Barnes & Noble has announced its 2012 lineup of NOOK tablets, the 9-inch NOOK HD+ and the 7-inch NOOK HD. Both tablets are designed to take on Amazon’s Kindle Fire HD, as well as – in some ways – the iPad.
The NOOK HD+ features a 9-inch HD display running at a resolution of 1920 x 1280 with 259 PPI. The device is powered by a 1.5GHz OMAP4470 dual-core processor and enough battery for up to ten hours of reading or nine hours of video playback. It’s noticeably lighter than the competition at 18.2 ounces, and it measures 9.5 x 6.4 x .45 inches. WiFi, an HDMI port, and a microSD card slot also come standard, allowing you to upgrade the 16GB or 32GB of internal storage by up to an additional 64GB.
The NOOK HD, on the other hand, has a slightly smaller 7-inch screen (1440 x 900, 243 PPI) set into an equally thin and light 11.1 ounce, 7.7 x 5 x .43 inch body. It too includes WiFi and a 1.3GHz dual-core processor, and it’s rated at 10.5 hours of battery for reading or nine hours of juice for video playback.
Barnes & Noble, Amazon’s only legitimate competition in the eBook space, has announced its plans to spin off its NOOK and educational divisions into a new subsidiary, known tentatively as “Newco.” The book retailer will hold an 82.4% stake in the company, with the remaining 17.6% under the control of Microsoft, thanks to a $300 million investment. This strategic partnership also marks the end of a patent dispute between Barnes & Noble and Microsoft.
A Windows 8 NOOK app will be one of the first fruits of this joint venture, but the integration is rumored to go even deeper. The man spearheading this strategic partnership on the Microsoft side is none other than Andy Lees, who ran the company’s Windows Phone unit until he was mysteriously moved out of the role five months ago. There’s a very strong chance that the next NOOK reader might actually run Windows 8 or Windows Phone 8, rather than Android.
On a more lighthearted note, Brandon Watson, Microsoft’s former Director of Developer Experience for Windows Phone who recently moved over to Amazon to work on Kindle, humorously tweeted that “There are other, cheaper, ways to let someone know you are mad they left.”
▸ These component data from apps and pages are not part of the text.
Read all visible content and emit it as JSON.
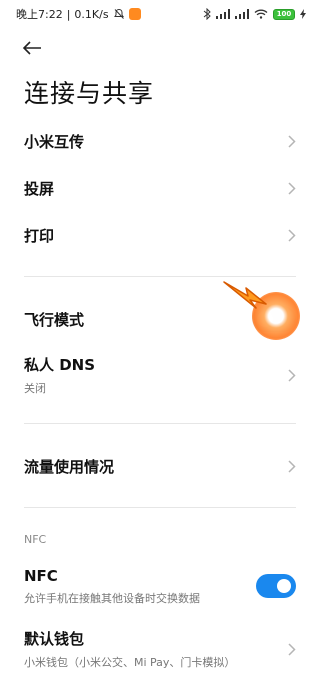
{
  "status_bar": {
    "time": "晚上7:22",
    "speed": "0.1K/s",
    "battery": "100"
  },
  "header": {
    "title": "连接与共享"
  },
  "settings": {
    "mi_share": {
      "label": "小米互传"
    },
    "cast": {
      "label": "投屏"
    },
    "print": {
      "label": "打印"
    },
    "airplane_mode": {
      "label": "飞行模式",
      "enabled": false
    },
    "private_dns": {
      "label": "私人 DNS",
      "value": "关闭"
    },
    "data_usage": {
      "label": "流量使用情况"
    }
  },
  "nfc_section": {
    "header": "NFC",
    "nfc": {
      "label": "NFC",
      "description": "允许手机在接触其他设备时交换数据",
      "enabled": true
    },
    "default_wallet": {
      "label": "默认钱包",
      "value": "小米钱包（小米公交、Mi Pay、门卡模拟）"
    }
  },
  "colors": {
    "accent": "#1a88ee",
    "highlight": "#ff7a1e"
  }
}
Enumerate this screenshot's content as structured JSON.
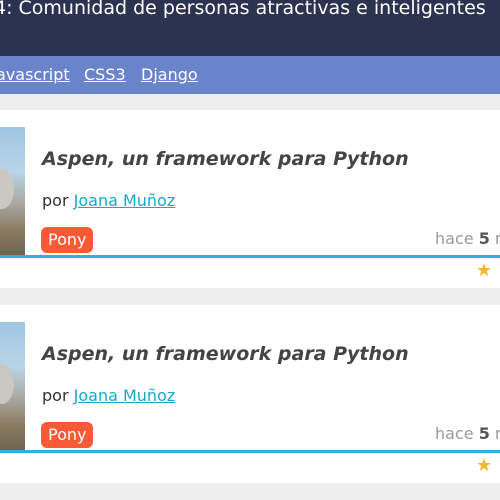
{
  "header": {
    "title": "4: Comunidad de personas atractivas e inteligentes"
  },
  "nav": {
    "items": [
      "avascript",
      "CSS3",
      "Django"
    ]
  },
  "posts": [
    {
      "title": "Aspen, un framework para Python",
      "by": "por",
      "author": "Joana Muñoz",
      "tag": "Pony",
      "time_prefix": "hace",
      "time_value": "5",
      "time_unit": "m",
      "star": "★"
    },
    {
      "title": "Aspen, un framework para Python",
      "by": "por",
      "author": "Joana Muñoz",
      "tag": "Pony",
      "time_prefix": "hace",
      "time_value": "5",
      "time_unit": "m",
      "star": "★"
    }
  ],
  "colors": {
    "header_bg": "#2c3350",
    "nav_bg": "#6a84cc",
    "accent": "#29b6d6",
    "tag_bg": "#fb5a36",
    "star": "#f5b82a"
  }
}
With the NOOK now in Microsoft’s camp, it’ll be interesting to see if the Redmond software giant leverages the brand to help Windows 8 tablets compete against the Kindle Fire, which continues to burn brightly.
[Microsoft PressPass via All About Microsoft]